We believe that this trend is largely due to the overall lifestyle shift many have experienced due to the impact of Covid-19.
Let's say you have an aircraft with eight seats, you might have seen two or three people traveling [before], now we're seeing an average of five or six people. So it's kind of a shifting dynamic in who's traveling and why, which is leading to the increase in pets. Janice Laxton from MA has found herself taking more private flights with her Australian Labradoodle Moose during the pandemic, and says the comfort and convenience provided is incomparable. "Flying privately allows your pet to be right next to you and people that you are familiar with and comfortable with, whereas on a commercial flight you can't always sit next to people you know. They [the animals] have freedom to stretch their legs and roam around a little instead of being crated on a commercial flight."
At present, many commercial airlines will allow travellers to transport a cat or a small dog weighing less than 25 pounds in the passenger cabin provided the animal is placed in a carrier that fits under the seat in front.
However, bigger dogs are required to fly in a crate in the cargo hold, which ultimately involves some level of risk. In January, a new Department of Transportation regulation went into effect that led to a number of different airlines, including JetBlue, Delta Air Lines, United Airlines, American Airlines and Alaska Airlines, prohibiting owners from bringing pets on board as emotional support animals, a practice that allowed bigger pets to travel in the cabin.
It's likely that this significant rule change will have prompted some of those who rely on their pets as emotional support animals and can afford private aviation to take the plunge.
"There are certainly some people that are flying private to avoid having to put their pet in the cargo hold, or just board their pet somewhere else and not bring them," adds Hirschhorn. "So we're also seeing an uptrend in that as well."
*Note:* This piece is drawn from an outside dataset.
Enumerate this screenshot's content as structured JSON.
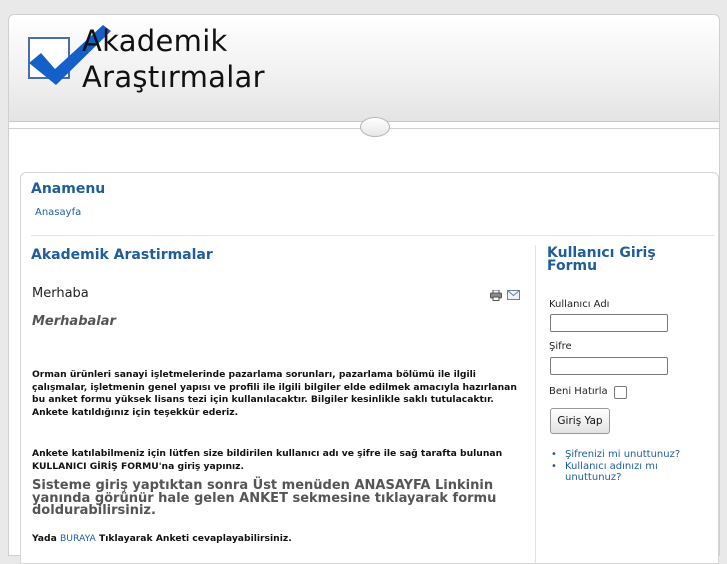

The majority of private jet fliers who bring their pets along just want to be sure that the animals are settled while traveling, and are less concerned about the luxuriousness of the experience or the prospect of saving a few thousand dollars.
"It's not just that you get to take a really cute picture of your dog for Instagram. It's more the convenience of being with your animals the whole time and not having to worry about who's handling them and what they're doing. Or if your animal is upset or not.
Once you really break it down, and you take away the dollars and cents, then it's basically asking 'is my family member going to be okay?'"
That's what I think a lot of pet owners are thinking. And I have dogs myself, so I understand.